__Exercise data__:
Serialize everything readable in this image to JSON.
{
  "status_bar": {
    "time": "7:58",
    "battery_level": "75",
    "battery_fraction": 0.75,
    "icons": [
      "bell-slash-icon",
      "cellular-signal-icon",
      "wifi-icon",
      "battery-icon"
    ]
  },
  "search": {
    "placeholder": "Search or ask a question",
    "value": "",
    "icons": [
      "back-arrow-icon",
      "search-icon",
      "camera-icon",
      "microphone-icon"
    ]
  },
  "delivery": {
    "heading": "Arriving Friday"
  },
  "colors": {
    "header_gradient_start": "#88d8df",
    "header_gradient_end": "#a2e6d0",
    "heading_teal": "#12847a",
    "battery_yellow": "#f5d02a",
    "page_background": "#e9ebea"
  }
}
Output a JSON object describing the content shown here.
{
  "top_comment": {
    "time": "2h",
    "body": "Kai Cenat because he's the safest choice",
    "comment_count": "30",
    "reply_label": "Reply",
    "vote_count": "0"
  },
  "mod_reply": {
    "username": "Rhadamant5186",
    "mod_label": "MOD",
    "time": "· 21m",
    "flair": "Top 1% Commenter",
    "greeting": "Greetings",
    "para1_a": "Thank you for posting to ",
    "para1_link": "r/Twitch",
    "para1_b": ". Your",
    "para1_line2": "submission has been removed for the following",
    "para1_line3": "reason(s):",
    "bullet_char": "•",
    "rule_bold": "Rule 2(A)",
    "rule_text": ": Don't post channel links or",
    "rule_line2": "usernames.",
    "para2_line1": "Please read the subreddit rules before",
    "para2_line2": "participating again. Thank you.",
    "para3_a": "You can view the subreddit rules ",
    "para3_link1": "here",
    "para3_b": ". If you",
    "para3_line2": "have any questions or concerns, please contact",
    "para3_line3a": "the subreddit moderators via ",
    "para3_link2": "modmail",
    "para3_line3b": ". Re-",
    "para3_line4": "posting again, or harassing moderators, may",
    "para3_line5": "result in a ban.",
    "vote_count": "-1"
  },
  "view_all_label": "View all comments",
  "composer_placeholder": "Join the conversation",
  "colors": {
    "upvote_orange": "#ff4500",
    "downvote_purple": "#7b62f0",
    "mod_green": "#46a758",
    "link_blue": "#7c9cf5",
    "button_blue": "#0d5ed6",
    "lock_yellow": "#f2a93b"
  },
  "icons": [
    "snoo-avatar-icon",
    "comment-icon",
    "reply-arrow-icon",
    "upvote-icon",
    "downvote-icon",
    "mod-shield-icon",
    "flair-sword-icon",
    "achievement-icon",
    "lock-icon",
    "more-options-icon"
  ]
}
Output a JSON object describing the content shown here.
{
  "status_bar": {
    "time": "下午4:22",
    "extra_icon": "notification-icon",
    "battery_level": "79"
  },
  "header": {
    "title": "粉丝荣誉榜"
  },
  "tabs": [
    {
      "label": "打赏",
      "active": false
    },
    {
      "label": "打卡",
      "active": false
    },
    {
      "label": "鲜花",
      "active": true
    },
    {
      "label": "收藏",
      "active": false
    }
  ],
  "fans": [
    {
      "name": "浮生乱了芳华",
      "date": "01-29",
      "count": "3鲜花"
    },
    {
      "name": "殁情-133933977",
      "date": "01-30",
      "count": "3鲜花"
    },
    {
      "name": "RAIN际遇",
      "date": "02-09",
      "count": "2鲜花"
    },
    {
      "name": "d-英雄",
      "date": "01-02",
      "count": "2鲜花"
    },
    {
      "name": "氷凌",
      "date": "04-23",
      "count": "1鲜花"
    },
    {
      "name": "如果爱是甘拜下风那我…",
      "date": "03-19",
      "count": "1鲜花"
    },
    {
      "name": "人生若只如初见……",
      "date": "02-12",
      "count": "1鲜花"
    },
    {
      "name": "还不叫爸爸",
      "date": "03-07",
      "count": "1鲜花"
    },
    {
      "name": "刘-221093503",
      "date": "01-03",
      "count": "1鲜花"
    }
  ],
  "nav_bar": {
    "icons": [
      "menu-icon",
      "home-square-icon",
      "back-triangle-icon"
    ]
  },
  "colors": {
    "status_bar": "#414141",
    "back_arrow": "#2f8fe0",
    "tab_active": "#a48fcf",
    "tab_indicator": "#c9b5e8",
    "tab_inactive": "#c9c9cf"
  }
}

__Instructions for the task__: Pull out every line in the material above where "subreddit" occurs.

__Result__:
    "para2_line1": "Please read the subreddit rules before",
    "para3_a": "You can view the subreddit rules ",
    "para3_line3a": "the subreddit moderators via ",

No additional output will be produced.